YOSEMITE NATIONAL PARK, Calif. — Yosemite National Park officials are moving forward on a $24 million plan to remove parking lots, roads and buildings from Mariposa Grove, an ancient collection of humongous sequoias.
The National Park Service could start work on removing asphalt and a gift shop from the grove in southern Yosemite as early as next summer. The restoration plan, expected to be finalized in December, is meant to help the old trees survive and thrive for future generations of park visitors.
Yosemite botanist Lisa Acree said the trees' ability to reproduce is harmed by the prevalence of asphalt beneath their boughs.
“The trees send out thousands of seeds each year, but a lot of them land on asphalt,” Acree told The Fresno Bee.
Parking and traffic would be moved two miles away to the park's South Entrance at Highway 41. During peak visiting times, a shuttle bus will ferry people to the grove.
The plan is to install boardwalks over sensitive areas, so as not to disturb the ecosystem.
An estimated $20 million is expected to be raised by the Yosemite Conservancy, with the remaining $4 million coming from federal funds.
Mariposa Grove is an important piece of Yosemite's history: It was included in the Yosemite Land Grant signed by President Abraham Lincoln on June 30, 1864.
It is one of the world's 65 remaining natural sequoia groves.

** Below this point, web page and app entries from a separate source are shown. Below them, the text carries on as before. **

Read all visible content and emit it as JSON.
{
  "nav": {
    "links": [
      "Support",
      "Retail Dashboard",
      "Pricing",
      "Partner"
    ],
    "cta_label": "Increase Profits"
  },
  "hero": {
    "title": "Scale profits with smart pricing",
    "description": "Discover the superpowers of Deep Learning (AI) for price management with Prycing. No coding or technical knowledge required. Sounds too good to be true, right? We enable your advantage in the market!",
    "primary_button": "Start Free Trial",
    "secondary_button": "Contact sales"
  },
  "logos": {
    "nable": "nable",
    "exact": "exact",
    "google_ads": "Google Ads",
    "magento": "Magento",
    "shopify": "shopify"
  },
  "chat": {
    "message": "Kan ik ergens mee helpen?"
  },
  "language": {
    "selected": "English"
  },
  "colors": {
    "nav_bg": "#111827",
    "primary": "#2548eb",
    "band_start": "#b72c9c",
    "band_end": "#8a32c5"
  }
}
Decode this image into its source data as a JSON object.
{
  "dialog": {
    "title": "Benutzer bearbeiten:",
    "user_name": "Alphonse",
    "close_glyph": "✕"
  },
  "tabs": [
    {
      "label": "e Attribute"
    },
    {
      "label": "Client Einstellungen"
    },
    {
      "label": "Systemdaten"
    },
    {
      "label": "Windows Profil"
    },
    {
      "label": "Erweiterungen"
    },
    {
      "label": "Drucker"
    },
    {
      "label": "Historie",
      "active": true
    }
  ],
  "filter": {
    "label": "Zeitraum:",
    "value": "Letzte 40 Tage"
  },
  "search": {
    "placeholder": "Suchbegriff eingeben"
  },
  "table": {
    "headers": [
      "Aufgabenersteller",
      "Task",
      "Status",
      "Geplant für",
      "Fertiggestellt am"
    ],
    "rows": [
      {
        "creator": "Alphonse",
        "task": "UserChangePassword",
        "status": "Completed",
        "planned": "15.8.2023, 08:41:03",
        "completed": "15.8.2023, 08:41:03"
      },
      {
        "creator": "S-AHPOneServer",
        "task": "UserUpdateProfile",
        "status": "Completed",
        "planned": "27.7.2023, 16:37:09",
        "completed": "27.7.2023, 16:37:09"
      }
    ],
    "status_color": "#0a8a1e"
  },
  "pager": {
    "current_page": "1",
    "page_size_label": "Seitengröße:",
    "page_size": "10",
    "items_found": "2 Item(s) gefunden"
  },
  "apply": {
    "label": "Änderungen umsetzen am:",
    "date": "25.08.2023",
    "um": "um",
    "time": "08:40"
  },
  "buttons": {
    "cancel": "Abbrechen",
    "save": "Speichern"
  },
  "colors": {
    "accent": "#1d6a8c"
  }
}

“This is such a beautiful and important place,” Yosemite spokesman Scott Gediman said. “The restoration project will protect it for future generations.”